Hunc, Leonarde, tuo volui obsignare libellum Nomine, quo titulus luceat ipse magis. Si quoi dandus honos Grai pariterque Latini Eloquii et quicquid laudis in orbe fuit Si quoi debetur fama immortalis avorum, Arretine, tibi gloria prima manet. Effingis priscos nimia gravitate parentes Et superas veteres tu probitate viros. Non solum dicant tibi se debere Latini, Verum etiam Argolici teque tuosque colant. Non minus in Graium conversus sermo Latinus Quam Graium per te lingua Latina tenet. Eloquitur lepida ac ornata voce Latinus Factus Aristoteles: barbarus ante fuit. Punica bella diu tot in annis mortua vivunt, Rex Cicero vivit non moriturque Plato. Quid recitem libros te traduxisse Pelasgos Innumeros, totidem et composuisse novos? Italiae lumen, per te venere Camenae Ad Latium, per te dicta vetusta placent. Indulgere velis nostro, Arretine, furori, Sive sit ille furor, sive sit ille dolor. Iudicium facias nostro de carmine, sive Thura tegat, vel sint verbula digna legi. Quae si iudicio fuerint laudata benigno, Mordeat o quantum quisque poeta velit. Nec pigeat nostris te respondere tabellis, Sive velis prosa, carmine sive velis. Si mihi rescribes, Musas venisse putabo Aonio ex fonte et numina sacra novem. Indulgere velis nostro, Arretine, furori, Sive sit ille furor, sive sit ille dolor.
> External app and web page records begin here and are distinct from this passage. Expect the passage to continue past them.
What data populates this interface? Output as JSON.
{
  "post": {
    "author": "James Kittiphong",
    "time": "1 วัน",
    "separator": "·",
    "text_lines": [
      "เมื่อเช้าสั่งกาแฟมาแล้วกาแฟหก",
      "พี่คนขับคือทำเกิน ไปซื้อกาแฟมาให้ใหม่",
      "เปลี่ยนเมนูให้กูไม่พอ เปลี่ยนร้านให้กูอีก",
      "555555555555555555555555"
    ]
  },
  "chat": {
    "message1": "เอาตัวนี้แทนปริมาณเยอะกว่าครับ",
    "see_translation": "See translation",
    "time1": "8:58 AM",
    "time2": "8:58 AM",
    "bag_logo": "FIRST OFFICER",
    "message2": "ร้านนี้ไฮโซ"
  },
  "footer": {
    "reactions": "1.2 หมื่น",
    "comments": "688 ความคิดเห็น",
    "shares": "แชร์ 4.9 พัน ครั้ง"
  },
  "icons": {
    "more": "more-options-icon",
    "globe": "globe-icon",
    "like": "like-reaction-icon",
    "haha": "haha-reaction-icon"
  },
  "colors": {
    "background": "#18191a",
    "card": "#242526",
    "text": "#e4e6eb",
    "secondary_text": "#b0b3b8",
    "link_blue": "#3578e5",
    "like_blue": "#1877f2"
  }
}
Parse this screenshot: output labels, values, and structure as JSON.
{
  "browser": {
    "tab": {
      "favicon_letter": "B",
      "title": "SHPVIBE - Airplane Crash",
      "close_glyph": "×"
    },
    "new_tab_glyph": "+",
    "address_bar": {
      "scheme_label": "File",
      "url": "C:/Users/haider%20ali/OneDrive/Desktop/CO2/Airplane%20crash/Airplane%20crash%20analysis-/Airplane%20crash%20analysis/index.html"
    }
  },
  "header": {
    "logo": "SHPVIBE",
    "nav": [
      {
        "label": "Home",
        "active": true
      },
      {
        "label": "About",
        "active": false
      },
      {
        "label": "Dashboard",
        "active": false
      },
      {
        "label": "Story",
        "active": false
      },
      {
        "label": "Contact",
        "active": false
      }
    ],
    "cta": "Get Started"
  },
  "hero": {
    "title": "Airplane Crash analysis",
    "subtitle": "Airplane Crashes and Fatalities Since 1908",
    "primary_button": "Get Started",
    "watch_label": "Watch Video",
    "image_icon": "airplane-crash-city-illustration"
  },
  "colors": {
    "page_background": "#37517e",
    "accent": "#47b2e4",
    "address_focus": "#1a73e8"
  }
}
Quando novi vates ausi sunt tempore prisco Carmina, Phoebeos consuluere focos; Nunc quaerenda meis non sunt oracla Sibyllae Versibus et Phoebus despiciendus erit: Tu Cumaea mihi, tu Phoebeaeque sorores, Phoebus eris calamis Calliopeque meis. Prefatio in Angelinetum explicit.